Task requirements
Reproduce the listing in its entirety. Do not reproduce the pictures.

Entries provided

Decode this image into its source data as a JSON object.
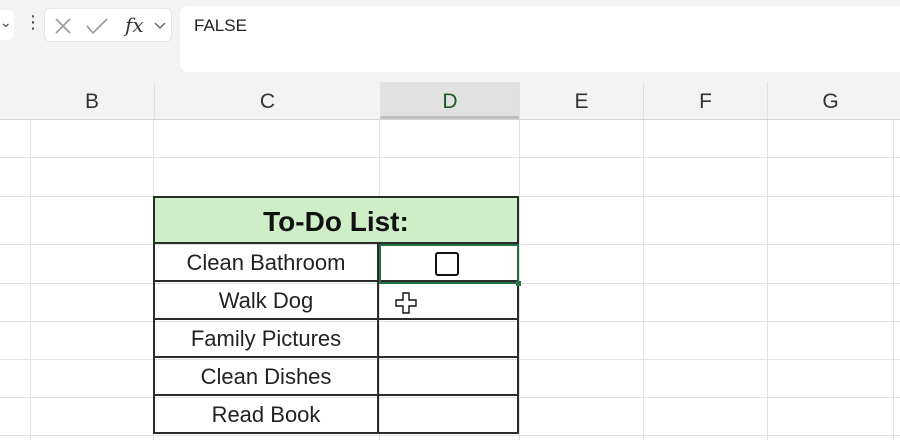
{
  "formula_bar": {
    "value": "FALSE",
    "fx_label": "fx"
  },
  "columns": [
    "B",
    "C",
    "D",
    "E",
    "F",
    "G"
  ],
  "selected_column": "D",
  "todo": {
    "title": "To-Do List:",
    "items": [
      "Clean Bathroom",
      "Walk Dog",
      "Family Pictures",
      "Clean Dishes",
      "Read Book"
    ]
  },
  "colors": {
    "header_fill": "#cdeec6",
    "selection": "#217346"
  },
  "icons": [
    "chevron-down-icon",
    "more-options-icon",
    "cancel-icon",
    "enter-icon",
    "insert-function-icon",
    "checkbox-icon",
    "move-cursor-icon"
  ]
}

Written reply
Decode this image into its source data as a JSON object.
{
  "formula_bar": {
    "value": "FALSE",
    "fx_label": "fx"
  },
  "columns": [
    "B",
    "C",
    "D",
    "E",
    "F",
    "G"
  ],
  "selected_column": "D",
  "todo": {
    "title": "To-Do List:",
    "items": [
      "Clean Bathroom",
      "Walk Dog",
      "Family Pictures",
      "Clean Dishes",
      "Read Book"
    ]
  },
  "colors": {
    "header_fill": "#cdeec6",
    "selection": "#217346"
  },
  "icons": [
    "chevron-down-icon",
    "more-options-icon",
    "cancel-icon",
    "enter-icon",
    "insert-function-icon",
    "checkbox-icon",
    "move-cursor-icon"
  ]
}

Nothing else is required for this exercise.